Exercise data:
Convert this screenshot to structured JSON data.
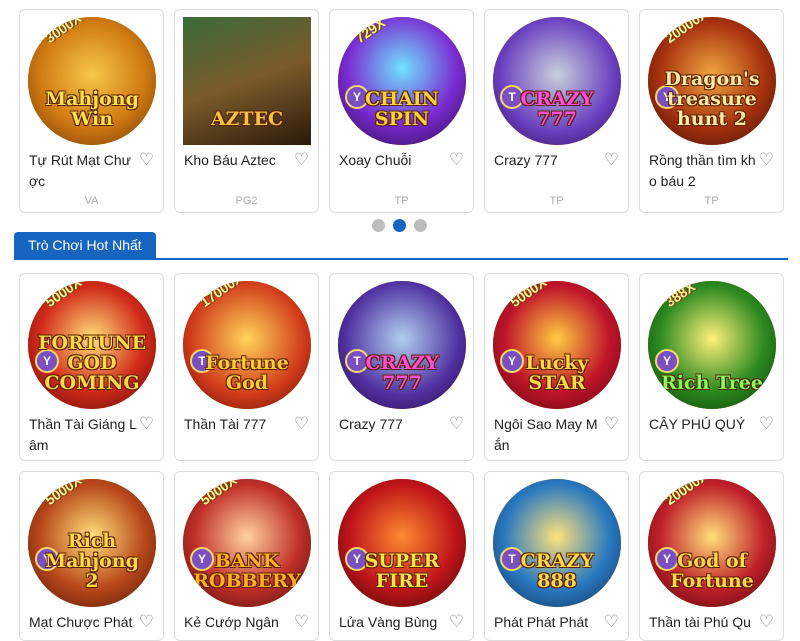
{
  "carousel": {
    "items": [
      {
        "title": "Tự Rút Mạt Chược",
        "provider": "VA",
        "mult": "3000X",
        "logo": "Mahjong Win",
        "badge": "",
        "logo_color": "#ffe14a"
      },
      {
        "title": "Kho Báu Aztec",
        "provider": "PG2",
        "mult": "",
        "logo": "AZTEC",
        "badge": "",
        "logo_color": "#f5c542"
      },
      {
        "title": "Xoay Chuỗi",
        "provider": "TP",
        "mult": "729X",
        "logo": "CHAIN SPIN",
        "badge": "Y",
        "logo_color": "#ffd23a"
      },
      {
        "title": "Crazy 777",
        "provider": "TP",
        "mult": "",
        "logo": "CRAZY 777",
        "badge": "T",
        "logo_color": "#ff4fd8"
      },
      {
        "title": "Rồng thần tìm kho báu 2",
        "provider": "TP",
        "mult": "20000X",
        "logo": "Dragon's treasure hunt 2",
        "badge": "Y",
        "logo_color": "#ffe9a0"
      }
    ],
    "page_dots": 3,
    "active_dot": 1
  },
  "hot_section": {
    "title": "Trò Chơi Hot Nhất",
    "items": [
      {
        "title": "Thần Tài Giáng Lâm",
        "mult": "5000X",
        "logo": "FORTUNE GOD COMING",
        "badge": "Y",
        "logo_color": "#ffd84a"
      },
      {
        "title": "Thần Tài 777",
        "mult": "17000X",
        "logo": "Fortune God",
        "badge": "T",
        "logo_color": "#ffcc33"
      },
      {
        "title": "Crazy 777",
        "mult": "",
        "logo": "CRAZY 777",
        "badge": "T",
        "logo_color": "#ff4fd8"
      },
      {
        "title": "Ngôi Sao May Mắn",
        "mult": "5000X",
        "logo": "Lucky STAR",
        "badge": "Y",
        "logo_color": "#ffd84a"
      },
      {
        "title": "CÂY PHÚ QUÝ",
        "mult": "388X",
        "logo": "Rich Tree",
        "badge": "Y",
        "logo_color": "#7dff5a"
      },
      {
        "title": "Mạt Chược Phát",
        "mult": "5000X",
        "logo": "Rich Mahjong 2",
        "badge": "Y",
        "logo_color": "#ffd84a"
      },
      {
        "title": "Kẻ Cướp Ngân",
        "mult": "5000X",
        "logo": "BANK ROBBERY",
        "badge": "Y",
        "logo_color": "#ffb020"
      },
      {
        "title": "Lửa Vàng Bùng",
        "mult": "",
        "logo": "SUPER FIRE",
        "badge": "Y",
        "logo_color": "#ffe14a"
      },
      {
        "title": "Phát Phát Phát",
        "mult": "",
        "logo": "CRAZY 888",
        "badge": "T",
        "logo_color": "#ffd84a"
      },
      {
        "title": "Thần tài Phú Qu",
        "mult": "20000X",
        "logo": "God of Fortune",
        "badge": "Y",
        "logo_color": "#ffd84a"
      }
    ]
  },
  "colors": {
    "accent": "#1565c0",
    "heart": "#8a8a8a",
    "card_border": "#dcdcdc"
  },
  "icons": {
    "favorite": "heart-outline-icon"
  }
}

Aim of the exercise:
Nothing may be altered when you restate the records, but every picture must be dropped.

Your solution:
Convert this screenshot to structured JSON data.
{
  "carousel": {
    "items": [
      {
        "title": "Tự Rút Mạt Chược",
        "provider": "VA",
        "mult": "3000X",
        "logo": "Mahjong Win",
        "badge": "",
        "logo_color": "#ffe14a"
      },
      {
        "title": "Kho Báu Aztec",
        "provider": "PG2",
        "mult": "",
        "logo": "AZTEC",
        "badge": "",
        "logo_color": "#f5c542"
      },
      {
        "title": "Xoay Chuỗi",
        "provider": "TP",
        "mult": "729X",
        "logo": "CHAIN SPIN",
        "badge": "Y",
        "logo_color": "#ffd23a"
      },
      {
        "title": "Crazy 777",
        "provider": "TP",
        "mult": "",
        "logo": "CRAZY 777",
        "badge": "T",
        "logo_color": "#ff4fd8"
      },
      {
        "title": "Rồng thần tìm kho báu 2",
        "provider": "TP",
        "mult": "20000X",
        "logo": "Dragon's treasure hunt 2",
        "badge": "Y",
        "logo_color": "#ffe9a0"
      }
    ],
    "page_dots": 3,
    "active_dot": 1
  },
  "hot_section": {
    "title": "Trò Chơi Hot Nhất",
    "items": [
      {
        "title": "Thần Tài Giáng Lâm",
        "mult": "5000X",
        "logo": "FORTUNE GOD COMING",
        "badge": "Y",
        "logo_color": "#ffd84a"
      },
      {
        "title": "Thần Tài 777",
        "mult": "17000X",
        "logo": "Fortune God",
        "badge": "T",
        "logo_color": "#ffcc33"
      },
      {
        "title": "Crazy 777",
        "mult": "",
        "logo": "CRAZY 777",
        "badge": "T",
        "logo_color": "#ff4fd8"
      },
      {
        "title": "Ngôi Sao May Mắn",
        "mult": "5000X",
        "logo": "Lucky STAR",
        "badge": "Y",
        "logo_color": "#ffd84a"
      },
      {
        "title": "CÂY PHÚ QUÝ",
        "mult": "388X",
        "logo": "Rich Tree",
        "badge": "Y",
        "logo_color": "#7dff5a"
      },
      {
        "title": "Mạt Chược Phát",
        "mult": "5000X",
        "logo": "Rich Mahjong 2",
        "badge": "Y",
        "logo_color": "#ffd84a"
      },
      {
        "title": "Kẻ Cướp Ngân",
        "mult": "5000X",
        "logo": "BANK ROBBERY",
        "badge": "Y",
        "logo_color": "#ffb020"
      },
      {
        "title": "Lửa Vàng Bùng",
        "mult": "",
        "logo": "SUPER FIRE",
        "badge": "Y",
        "logo_color": "#ffe14a"
      },
      {
        "title": "Phát Phát Phát",
        "mult": "",
        "logo": "CRAZY 888",
        "badge": "T",
        "logo_color": "#ffd84a"
      },
      {
        "title": "Thần tài Phú Qu",
        "mult": "20000X",
        "logo": "God of Fortune",
        "badge": "Y",
        "logo_color": "#ffd84a"
      }
    ]
  },
  "colors": {
    "accent": "#1565c0",
    "heart": "#8a8a8a",
    "card_border": "#dcdcdc"
  },
  "icons": {
    "favorite": "heart-outline-icon"
  }
}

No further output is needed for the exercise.